It’s safest to wait until you have your visa and passport to avoid any additional charges or penalties to change flights in the event of delays.
Officially, you can enter the U.S. up to 30 days before your internship start date and you need to leave 30 days after completing your internship (grace period). Participants that do not successfully finish the program are not entitled to the grace period. Please note that your travel insurance will cover you only until the end of your internship. For the grace period after your internship has ended, you will need to purchase additional insurance coverage.
Upon entering the U.S., foreign visitors have both index fingers scanned and a digital photo taken to match and authenticate their travel documents at the port of entry. When you go through U.S. Immigrations you will have to provide the Immigration Officer with your stamped DS-2019 form and passport. Make sure that you receive all documents back before you proceed to U.S. Customs.
If you would like to travel outside the U.S., you need to contact ……. You do not need a Travel Validation Request for trips shorter than 30 day to Canada, Mexico or the adjacent islands when the purpose of this trip is tourism.

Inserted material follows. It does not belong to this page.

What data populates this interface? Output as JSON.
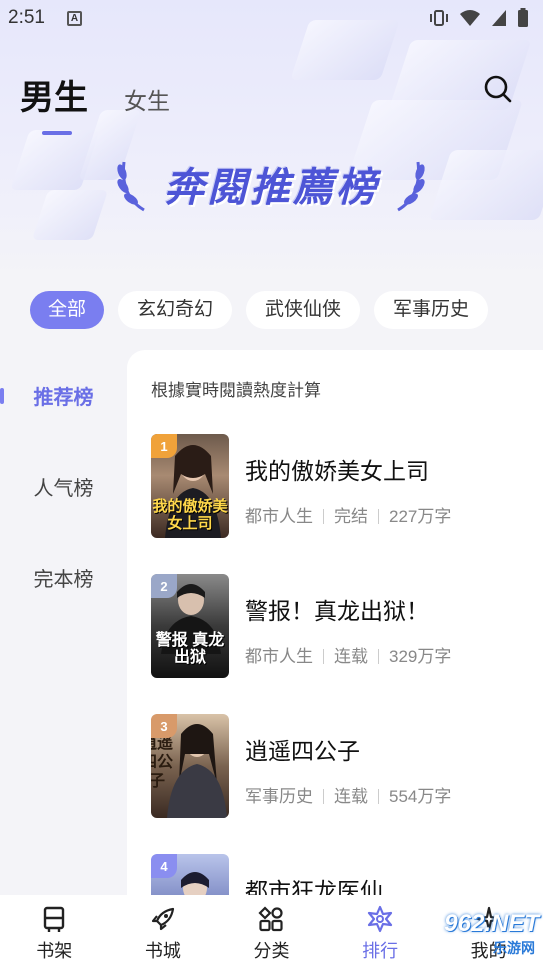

This number provides assurances of a registered business. All host companies must have an Employer Identification Number. An Employer Identification Number (EIN) is also known as a Federal Tax Identification Number, and is used to identify business entities in the USA.
To protect participants during their internship in the event of a work accident, the host company must have workers compensation insurance or proof of legal exemption. Workers compensation insurance covers workers injured on the job, whether they are hurt on the workplace premises or elsewhere.